I think I have made it clear enough that these diseases are not of human control. Like the heart, stomach, and most, if not all, other organs of the body, the brain is an involuntary organ, meaning it operates on its own without our control. Once the brain gets one the diseases mentioned above, it will need medications. Medication of the brain can be broken down into two categories; therapy and psychiatry. For long time, it thought they were both the same thing. However, there is a difference between them. Therapy is like counseling, where you go to a psychologist/therapist in order to discuss your problems, and he or she should help you get over your disease episode. Meanwhile, psychiatry uses a very similar approach, but, in psychiatry, the psychiatrist is allowed to prescribe medicine for his or her patients.
Since I have already discussed the reason behind some mental illnesses, let’s discuss the medication for them. Each disease has it own specified medication. For example, antidepressants serve to increase the level of Serotonin and Glutamate. Once the levels of these two neurotransmitters are raised to their normal state, the person is free from the illness. Now comes the question, does this end the diseases’ episode? Gladly, yes, it does. However, very few cases get the episodes again. You would find me referring to the illness as episodes, because that is what it is. Those diseases do not haunt you down your entire life. Mental illnesses affect a person and stay with him or her for a certain time frame. Those who seek therapy get rid of that episode faster than those who don’t. Of course, those who do not seek therapy live with the disease for a long time; some get rid of it while others die or commit suicide while having it. Still, those who recover from the disease have a minimal chance of getting the disease again, meaning they will be mentally stable.

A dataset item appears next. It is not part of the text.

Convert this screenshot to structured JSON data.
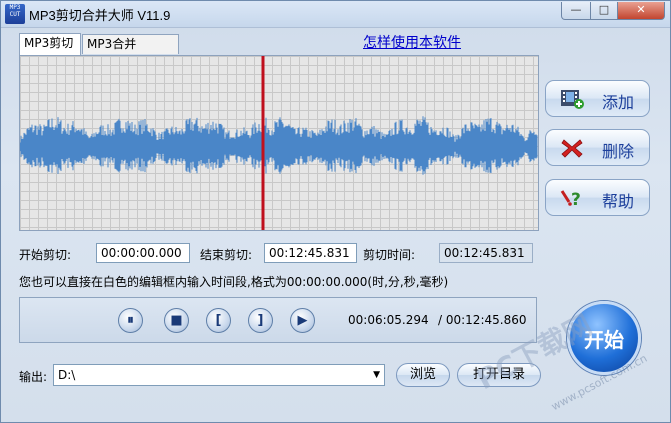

A very evident proof that mental illnesses are not an impediment to live a normal life, be artistic and successful is the fact that some very well known artists had mental illnesses. One of the very famous Dutch painters, Vincent Van Gogh, had bipolar disorder and depression. For several years, he painted several amazing paintings while suffering of both diseases. After a while his pain became unbearable that he admitted himself into an asylum. He continued painting while getting his treatment. After a while, his life became unbearable to him, he tried committing suicide by drinking yellow paint, but he was saved. Some time after, he was found dead at his own house. The cause of death was a gunshot in his abdominal cavity. It remains an enigma whether he committed suicide or was killed.
One more famous artist that committed suicide and took his entire audience is Robin Williams. Robin Williams was a famous “comedian”. He had made his audience happy for several years. From romantic comedies to Disney cartoons, Robin Williams had spread laughter on so many people’s faces of different generations. Robin Williams committed suicide at age 63. Turns out, he has had depression for a very long time and couldn’t find happiness in life.
All in a nutshell, mental illnesses are very common. An eight-year-old can get just like a sixty-year-old. Mental illnesses do not recognize age. Still, a person should never be ashamed of having a mental illness or having a fight against it. Fighting mental illness makes you stronger by the day. Being a fighter and having a stable life afterward is a lot better than staying with a mental illness for social acceptance. At the end of the day, are you sure that social stigma won’t get you anyways?